Take Ownership of the Customer Experience
I recently visited the website of a prominent sports apparel business to order some expensive Adidas for my 16-year-old. I’m a busy, working mom and have fully embraced all the advantages online shopping can offer. Over the past 10 years, I’ve probably spent thousands of dollars with this business and have grown to expect a certain level of service. Like most online retailers today, the purchasing process is simple and fairly seamless.
I can almost predict the emails I will receive:
- Order processed.
- Order ready for shipment.
- Track your package.
- Package delivered.
- How did we do? Please rate us.

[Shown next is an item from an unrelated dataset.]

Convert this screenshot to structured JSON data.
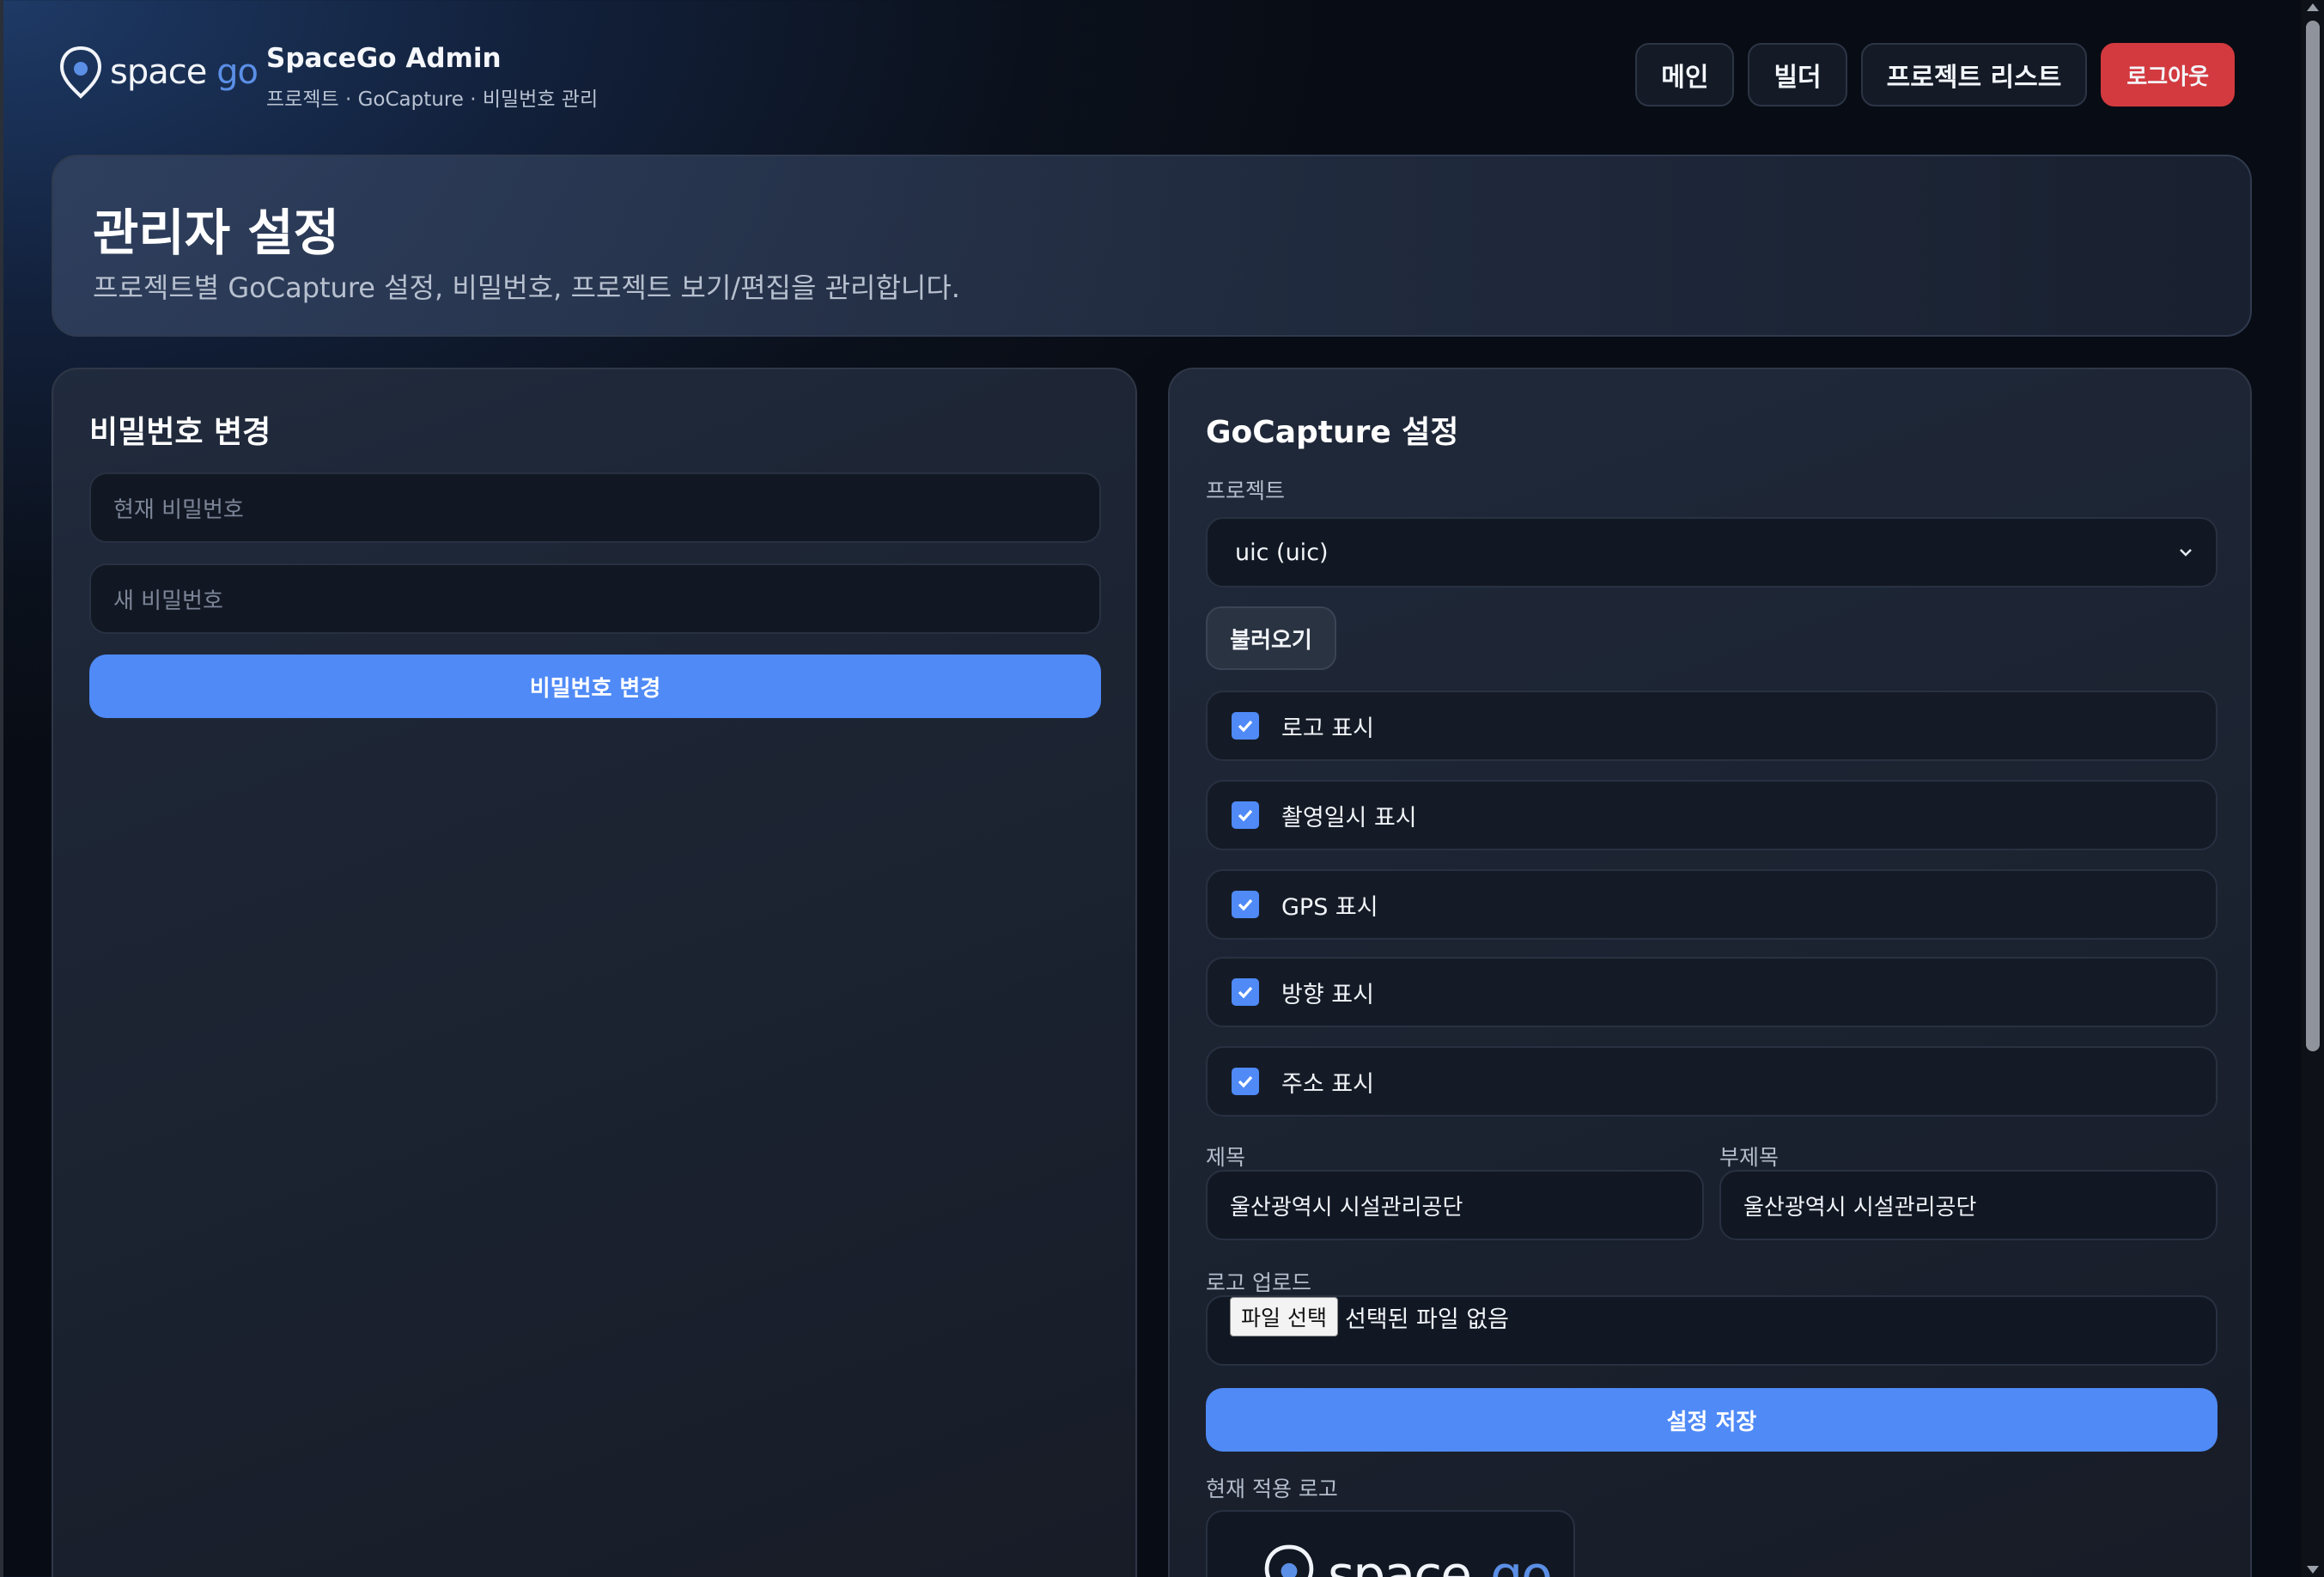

However, this time the experience was different. Over the course of a week, I received all the usual status updates and was tracking the shipment. I knew my package was being delivered on Monday. Until it wasn’t. Certainly, something had gone wrong. In this era of automated customer service, I had to call the company to sort this out.
The first customer service agent told me he wasn’t sure where my package was and really couldn’t help me since this “appeared” to be a UPS issue. I could tell he wasn’t really sure what was going on based on the number of holds I was put on and the confusion in his voice. His supervisor (yes, I had to take it a level up) took it a step further and told me that UPS didn’t actually get my package from the retailer (even though I had a tracking number) and that my package actually went out the day it was supposed to arrive at my house. He told me that he talked with UPS, had confirmed it was on its way and would have a UPS supervisor call me the next day to update me. UPS? It wasn’t their product. I couldn’t help but question this response but decided to wait a day or two and track my package again. But before I hung up, I asked if I could have his name in case I needed to follow up with him. I was told “no – just call this customer service line and someone will help you.” My confidence was shaken once again.
Needless to say, I was pretty frustrated. Not because my son’s shoes were late, but because none of the people I spoke with wanted to take responsibility for helping me. I felt abandoned.
In the experience economy, this is a good way to go out of business. If you’d prefer a different fate, here’s how to own the customer experience at your company.
Adapt to Changing Expectations
If I’d had the same poor experience with a retailer 20 years ago, would I have been as frustrated? Probably not. I probably would have simply just shrugged and said “That’s the way it is.” And then the next time I needed something I would still have called their 800 number, credit card in hand.
But now things are different. Technology has created new avenues for competition, and as a customer I have freedom to choose from a variety of outlets for my purchases. I can also do more research to make sure that I’m buying the best product.
Price is still important, but we’re living in the “experience of everything” economy. As a consumer I have more choices than ever, so if someone loses my trust with a poor experience, it’s easy to find someone else that offers the same product. And if the customer service experience is better, odds are I’m going to stick with my new friends, even if they’re a little pricier.
I’m not the only person thinking this way. According to data from Salesforce, 66% of customers are willing to pay more for a great experience. And if you isolate that data solely to business buyers, the number is even higher: 82%.
In other words, if something goes wrong, show your customer that you care. Even if you can’t provide a perfect solution right away, expressing empathy can go a long way toward creating a better experience. That’s something I never heard once in this experience.
Consider Every Touchpoint a Chance to Build Loyalty
For a lot of the time I was on the phone with customer service, I had no idea what was going on. Sometimes I felt like the reps were dodging my questions. At times I was transferred, and I struggled to understand exactly why.
Really, it felt like no one was willing to have a conversation with me — and worse, that no one really wanted to help me. Many customer service departments will call you back if there’s an issue that takes some research, and I wouldn’t have been surprised if the reps at the retailer had simply asked me for my number. But it just seemed that no one wanted to help me.
Every touchpoint you have with a customer is important, and if you’re running an e-commerce business, then customer service is often the only direct human connection. Even though we all know problems may arise with any sale or process solving a problem is one of the best opportunities an organization has to deepen a relationship with a customer. With so much competition out there, there are plenty of companies who can offer me the same products, with a better service.
Imagine if someone — anyone — had actually stepped up and owned the problem. Instead of writing a negative blog post on the topic, I would be writing about the lessons learned when a company went the extra mile to help me find a missing package. I would become the kind of brand evangelist that every organization needs to succeed.
Empower Your People
My experience was incredibly frustrating. I’m not going to order from the company anymore.
I don’t blame the customer service agents for failing to step up to the plate. I blame the leadership. The customer service agents were clearly not empowered to do much more than read scripts and offer miniscule discounts for my next purchase. The model for this behavior had to come from somewhere. And it’s the people at the top that set the expectations for how their employees should represent the business.
Take a page out of the Ritz Carlton playbook and give your employees the power to fully support and delight your customers. In the experience economy, it’s the only way you’ll survive.
P.S. if you are wondering if I ever got my shoes the answer is “not really”. The original pair never did arrive. I went up the supervisor chain three more levels over the course of the next week. A second order was initiated and I received a 25% off coupon for my next order.